cent.     A Philadelphian born, and brought up
as a lithographic draftsman he had a good
deal of a ability and drew with more accuracy
and conscientiousness than many of his craft.
He had great relish for humour and I
got to like him very much, in spite of his ha-
ving been a pro-slavery-democrat   a Bell-
Everett man   who had become locally prominent
during the last presidential election.   Like
Lowell s pious editor, he believed
	 That liberty s a kind o  thing
		As don t agree with niggers, 
and the progress of the war hadn t converted
Page
Title:Thomas Butler Gunn Diaries, Volume Twenty-One: page eighty-seven
Description:Describes artist Frank Schell.
Date:1862-12-04
Subject:Artists; Civil War; Gunn, Thomas Butler; Hamilton; Journalism; New York times.; Schell, Frank H.; Slavery
Scan Date:2010-11-16

 

Volume
Title:Thomas Butler Gunn Diaries, Volume Twenty-One
Description:Includes Gunn's descriptions of his experiences as a war correspondent for ""The New York Tribune"" at New Orleans, Louisiana, and Baton Rouge, Louisiana; boarding house living; a visit to the Rawlings family; a fight with Mr. Blankman at his boarding house; his journey on the North Star with the Banks expedition; the re-occupation of Baton Rouge by Union forces; a visit to a sugar plantation in Louisiana; and Fanny Fern's daughter Grace Thomson's death.
Subject:African Americans; Boardinghouses; Bohemians; Civil War; Gunn, Thomas Butler; Journalism; Military; Publishers and publishing; Transportation; Travel; Women
Coverage (City/State):New York, New York; New Orleans, Louisiana; Baton Rouge, Louisiana
Note:Thomas Butler Gunn was born February 15, 1826, in Banbury, England, and came to New York in 1849. During the Civil War he worked as a correspondent for the New York Tribune and the New York Evening Post. He returned to England in 1863, and died in Birmingham in April 1903. The collection includes twenty-one volumes of his diaries, including newspaper clippings, letters, photographs, sketches, and various other items inserted by Gunn. Diary entries date from July 7, 1849, to April 7, 1863, and include his experiences with the New York publishing and literary world, his descriptions of boarding houses, his travels throughout the United States, and his experiences traveling with the Federal army as a Civil War correspondent.
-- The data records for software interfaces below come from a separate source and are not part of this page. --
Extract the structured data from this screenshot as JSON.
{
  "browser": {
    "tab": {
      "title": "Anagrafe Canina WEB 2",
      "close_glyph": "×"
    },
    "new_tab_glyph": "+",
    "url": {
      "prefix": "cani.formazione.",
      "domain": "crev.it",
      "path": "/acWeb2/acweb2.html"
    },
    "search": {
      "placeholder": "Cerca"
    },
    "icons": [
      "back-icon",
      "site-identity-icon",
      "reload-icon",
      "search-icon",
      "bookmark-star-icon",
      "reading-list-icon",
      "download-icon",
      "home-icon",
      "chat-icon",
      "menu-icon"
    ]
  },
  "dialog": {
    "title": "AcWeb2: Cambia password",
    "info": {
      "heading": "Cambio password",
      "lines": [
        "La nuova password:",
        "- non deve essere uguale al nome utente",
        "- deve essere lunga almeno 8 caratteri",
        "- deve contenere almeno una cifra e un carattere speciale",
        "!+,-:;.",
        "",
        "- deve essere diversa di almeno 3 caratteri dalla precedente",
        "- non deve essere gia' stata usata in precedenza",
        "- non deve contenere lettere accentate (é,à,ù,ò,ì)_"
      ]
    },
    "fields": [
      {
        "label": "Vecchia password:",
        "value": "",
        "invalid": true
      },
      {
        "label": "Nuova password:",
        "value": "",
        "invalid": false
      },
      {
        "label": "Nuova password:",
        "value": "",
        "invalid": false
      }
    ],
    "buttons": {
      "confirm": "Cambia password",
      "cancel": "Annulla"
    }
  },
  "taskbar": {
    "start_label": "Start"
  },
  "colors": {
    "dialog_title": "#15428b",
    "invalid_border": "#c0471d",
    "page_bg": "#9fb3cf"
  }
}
Publisher:Missouri History Museum
Rights:Copyright 2010 Missouri History Museum.
Source:Page images, transcriptions, and metadata of the Thomas Butler Gunn diaries have been provided by the Missouri History Museum.